● AIPI aims to serve 20,000+ high school-aged students in the Boys & Girls Clubs community by 2024. And that’s just the beginning! The open-source curriculum will also be available to other organizations interested in implementing AI education programs worldwide.

4. Marktechpost: How are educators involved in the AI Pathways Toolkit curriculum?

Dr. Lisa Abel-Palmieri: I am excited about this partnership because we can scaffold the learning in a way with somebody who has no experience. The youth development professionals who work with students at Boys & Girls Clubs that use the toolkit will eventually get a certification from Jetson. It is a piece of hardware that somebody from a non-STEM background (like education or psychology) can pick up. We can walk them through how they can eventually gain certification, and that’s why we chose Jetson in the first place.

5. Marktechpost: What were some of the biggest challenges in building the curriculum?

Dr. Lisa Abel-Palmieri: Overcoming the perception that the field is difficult, designing it such that it’s for everyone, the diversity piece. In many of these roles, whether IT or software development, there is a lack of representation, particularly among people of color and women. We hope that in making the curriculum and the hardware accessible, we will ultimately be able to get more diverse folks into the field. To really roll kids in, you get them ultimately connected by personalizing learning and creating projects where they have a voice. It’s about creating opportunities where the topics are relevant to them.

● Intentional aspects of this program will be videos and interviews and stories of diverse people talking about their career journey and how they got into the roles, these technical roles, they’re in. “You can’t be what you can’t see.”

● Students also got to visit companies and see AI in action and present a capstone project that focused on a social problem they wanted to solve with AI.

6. Marktechpost: What has the students’ experience been? Can you give us some insights on the outcome after the first cohort? What is the biggest impact you have seen in people’s lives? What have been some of your students’ most rewarding experiences?

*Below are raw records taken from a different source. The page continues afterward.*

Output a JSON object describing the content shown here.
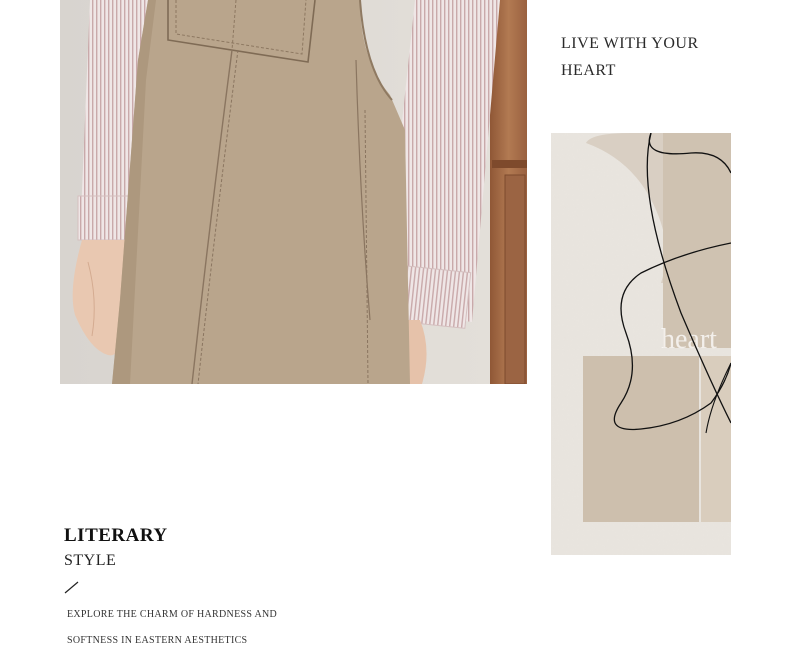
{
  "tagline": [
    "LIVE WITH YOUR",
    "HEART"
  ],
  "headline": {
    "line1": "LITERARY",
    "line2": "STYLE"
  },
  "description": [
    "EXPLORE THE CHARM OF HARDNESS AND",
    "SOFTNESS IN EASTERN AESTHETICS"
  ],
  "art": {
    "watermark_text": "heart"
  },
  "colors": {
    "background": "#ffffff",
    "dress": "#b9a58c",
    "shirt": "#e8dcdc",
    "wood": "#a9704a",
    "art_bg": "#e9e5df"
  }
}
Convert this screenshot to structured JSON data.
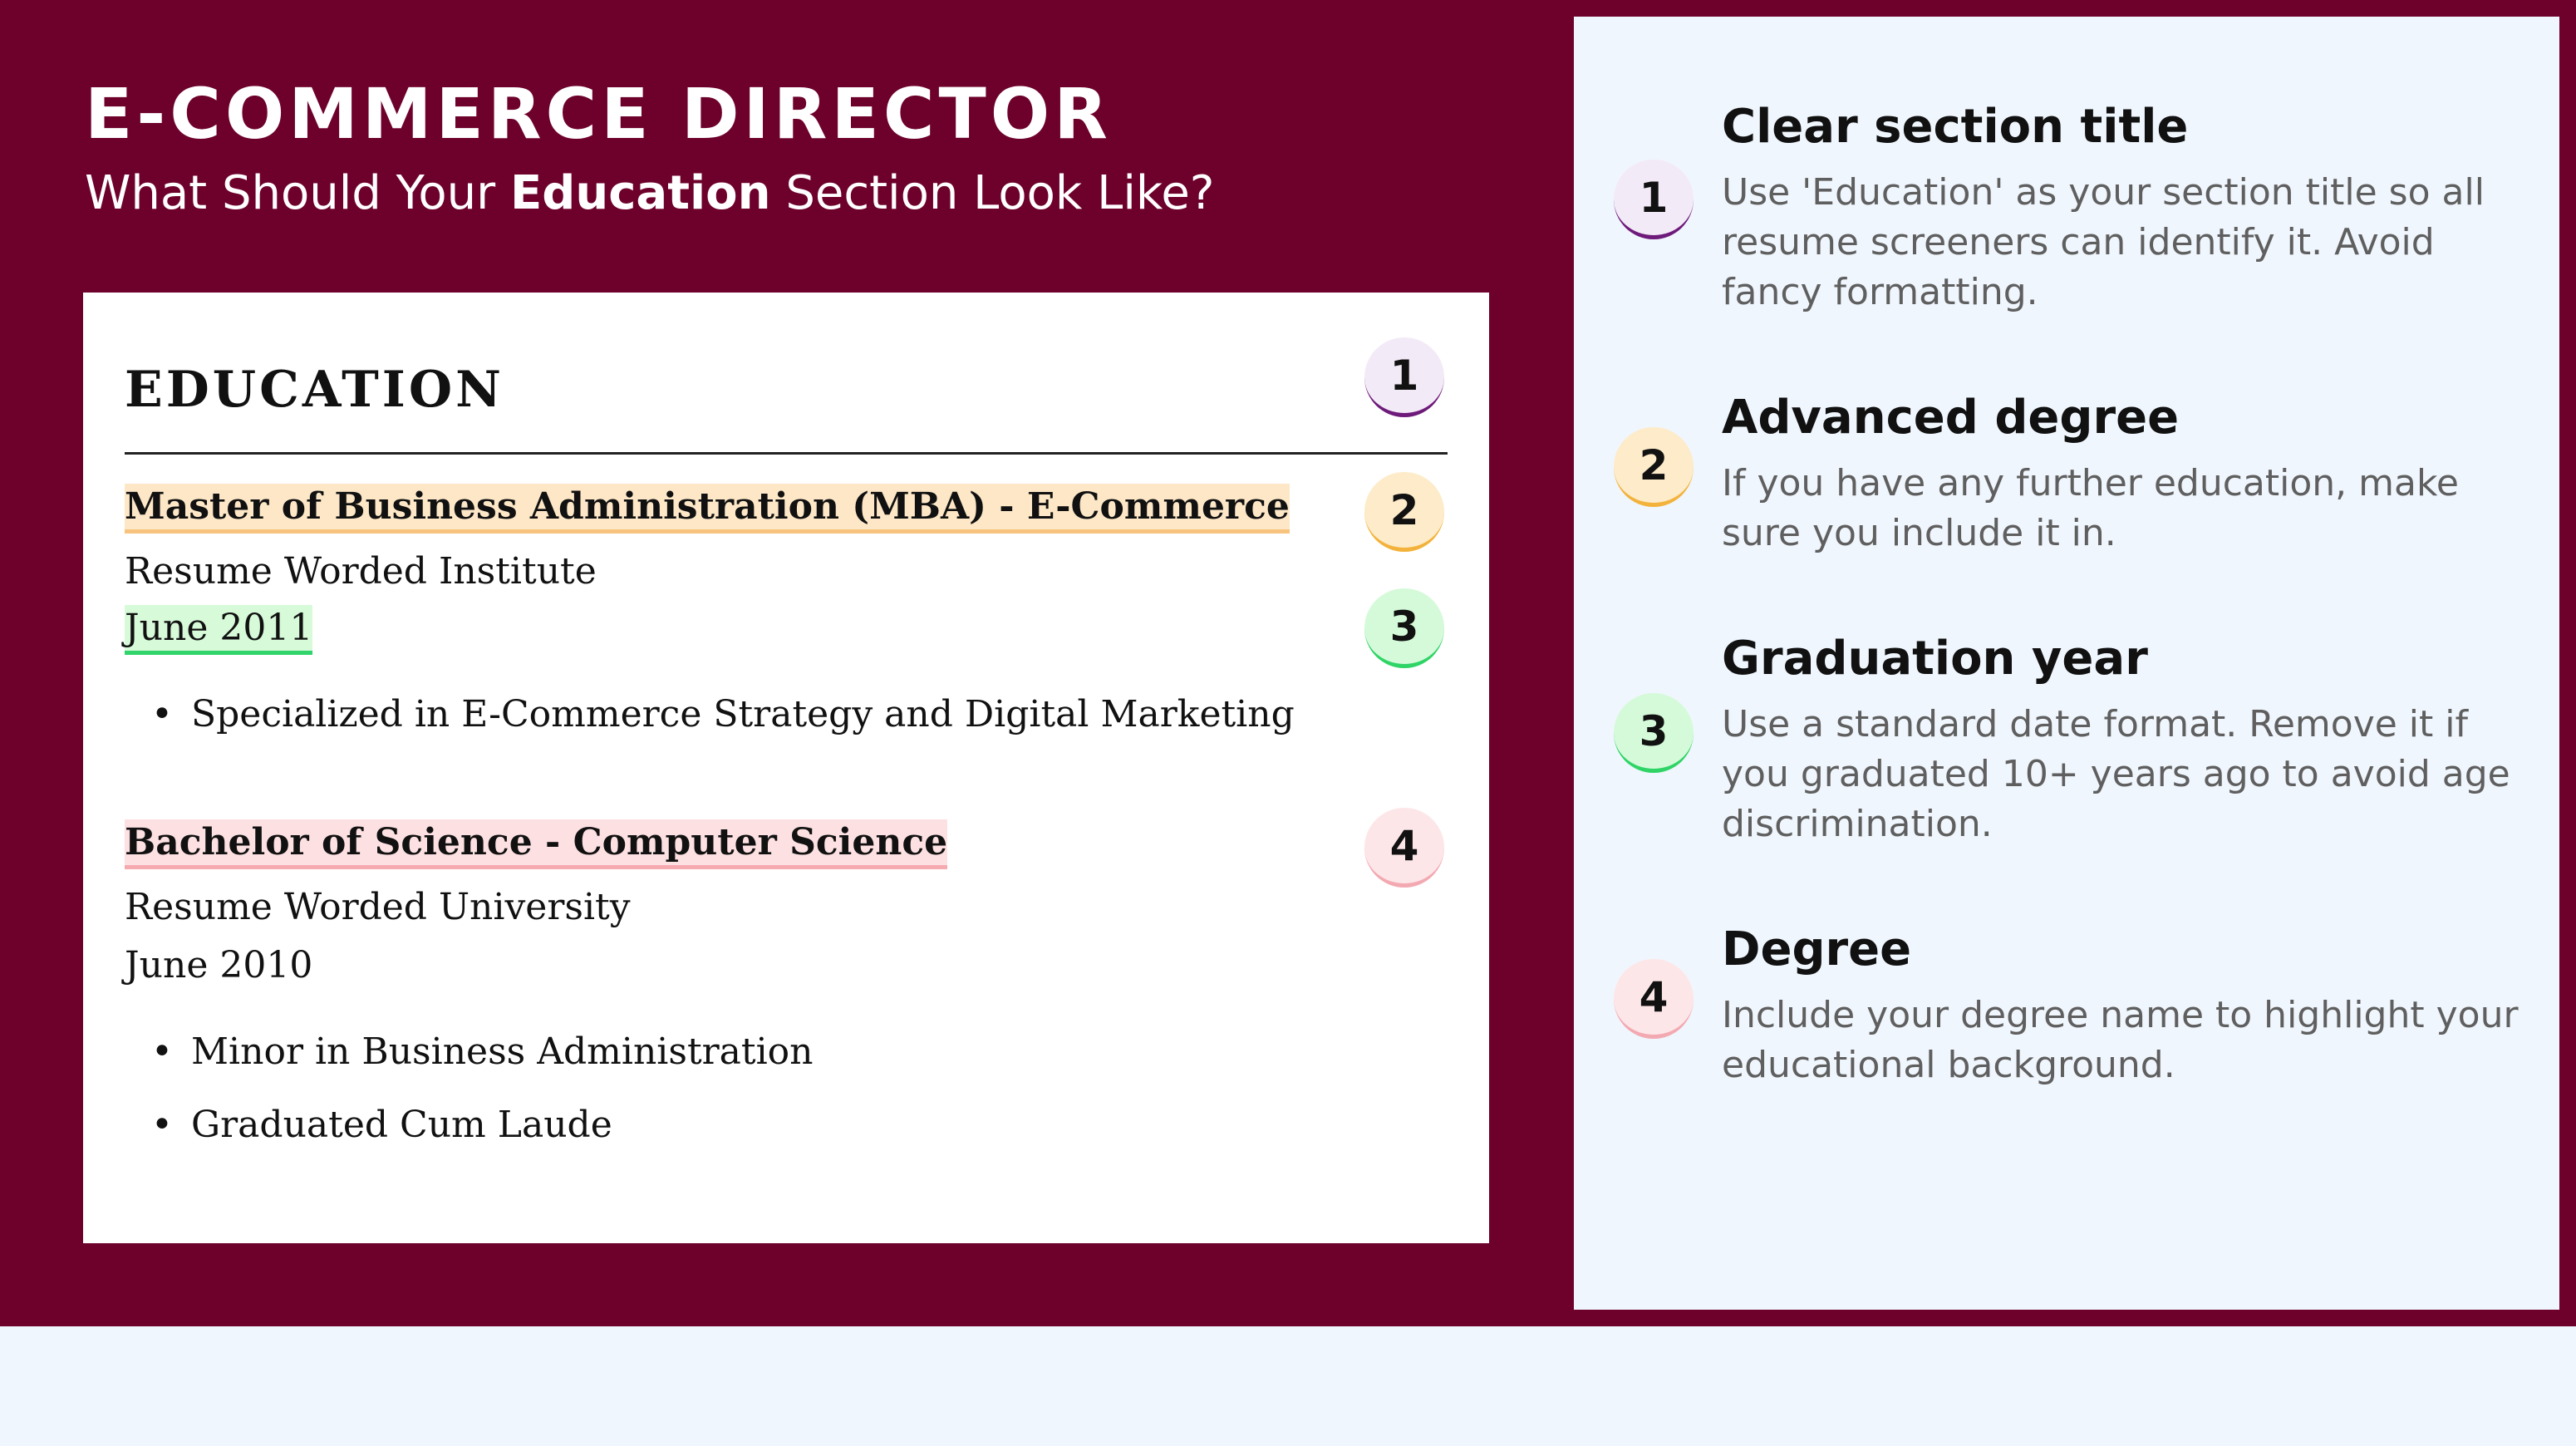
{
  "header": {
    "title": "E-COMMERCE DIRECTOR",
    "subtitle_prefix": "What Should Your",
    "subtitle_bold": "Education",
    "subtitle_suffix": "Section Look Like?"
  },
  "resume": {
    "section_heading": "EDUCATION",
    "entries": [
      {
        "degree": "Master of Business Administration (MBA) - E-Commerce",
        "school": "Resume Worded Institute",
        "date": "June 2011",
        "bullets": [
          "Specialized in E-Commerce Strategy and Digital Marketing"
        ]
      },
      {
        "degree": "Bachelor of Science - Computer Science",
        "school": "Resume Worded University",
        "date": "June 2010",
        "bullets": [
          "Minor in Business Administration",
          "Graduated Cum Laude"
        ]
      }
    ],
    "badges": [
      "1",
      "2",
      "3",
      "4"
    ]
  },
  "tips": [
    {
      "number": "1",
      "title": "Clear section title",
      "text": "Use 'Education' as your section title so all resume screeners can identify it. Avoid fancy formatting."
    },
    {
      "number": "2",
      "title": "Advanced degree",
      "text": "If you have any further education, make sure you include it in."
    },
    {
      "number": "3",
      "title": "Graduation year",
      "text": "Use a standard date format. Remove it if you graduated 10+ years ago to avoid age discrimination."
    },
    {
      "number": "4",
      "title": "Degree",
      "text": "Include your degree name to highlight your educational background."
    }
  ],
  "colors": {
    "brand_maroon": "#6d012b",
    "panel_background": "#f0f6fd",
    "badge_1_accent": "#6e1a7a",
    "badge_2_accent": "#f3b23b",
    "badge_3_accent": "#2fd466",
    "badge_4_accent": "#f3a9b1"
  }
}
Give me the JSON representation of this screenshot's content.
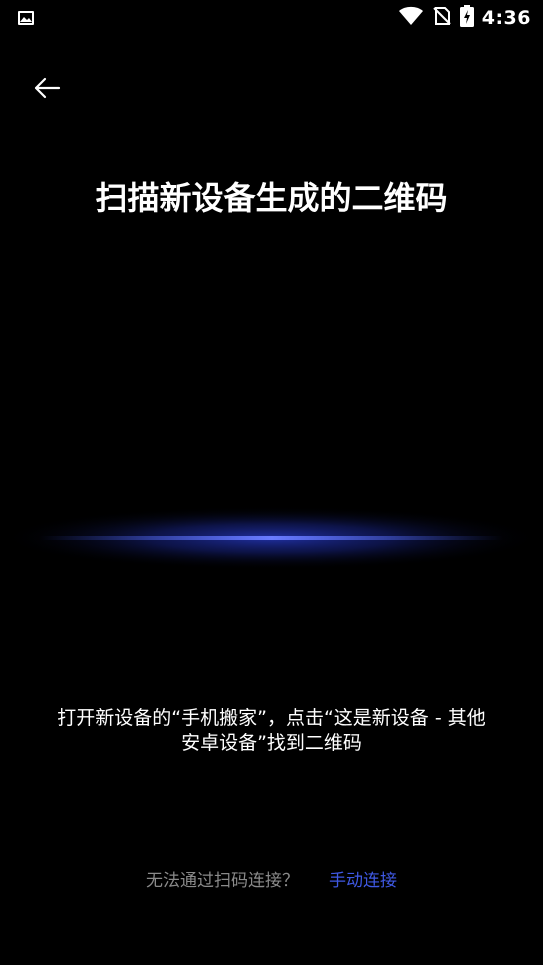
{
  "status_bar": {
    "time": "4:36",
    "icons": [
      "notification-image-icon",
      "wifi-icon",
      "no-sim-icon",
      "battery-charging-icon"
    ]
  },
  "header": {
    "back_icon": "arrow-left-icon",
    "title": "扫描新设备生成的二维码"
  },
  "scanner": {
    "glow_color": "#2a3fd6"
  },
  "instruction": {
    "line1": "打开新设备的“手机搬家”，点击“这是新设备 - 其他",
    "line2": "安卓设备”找到二维码"
  },
  "footer": {
    "question": "无法通过扫码连接？",
    "manual_link": "手动连接"
  },
  "colors": {
    "background": "#000000",
    "text": "#ffffff",
    "muted": "#8a8a8a",
    "accent": "#3f59e4"
  }
}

Dr. Lisa Abel-Palmieri: It’s a work-based learning experience where we pay all the young people a fair stipend. People are getting paid to learn, and then all of a sudden, they want to go to college for computer science. And it’s something that pays a good salary too. It makes a big difference when you can enter into these careers and break your family’s cycle of poverty. It’s literally a life-changing opportunity to enter into the technology space. Upon entering the program, only 50% of the young people were interested in going to a four-year college, and post-program surveying, we are now up to 90%. This program has shown them the possibilities and pathways that they never thought are possibilities for themselves. This program doesn’t fix college affordability, and many others are working on it as well.

● What are the students saying? Paige Frank of the 2019 pilot program says she wants to strengthen her coding skills and become a Python pro. And she definitely wants to pursue computer science in college. “I have a lot of goals,” says Paige.

7. Marktechpost: How do you envision this program growing in the future? How many students are you hoping to serve?

Dr. Lisa Abel-Palmieri: We eventually want to be in many Boys & Girls Clubs all over this country. The goal in the next few years is that we will be running this summer intensive program to up to 80 Boys & Girls Clubs. One of our primary goals is to increase diversity and democratize AI.

Liz Austin: Our goal is to serve 20,000 kids in Boys & Girls Clubs across the USA by 2024. And from there, the sky’s the limit, as we also plan to make the toolkit available to other organizations around the world that are interested in implementing AI education programs. 

Source:

NVIDIA: https://blogs.nvidia.com/blog/2021/04/20/ai-pathways-boys-girls-clubs/

Jetson Nano Toolkit:

https://www.nvidia.com/en-us/autonomous-machines/embedded-systems/jetson-nano/education-projects/

NVIDIA Leadership: Liz Austin – Liz Austin Author Page | The Official NVIDIA Blog

Boys & Girls Club Leadership: Dr. Lisa Abel-Abel-Palmieri | Boys & Girls Clubs of Western PA (bgcwpa.org)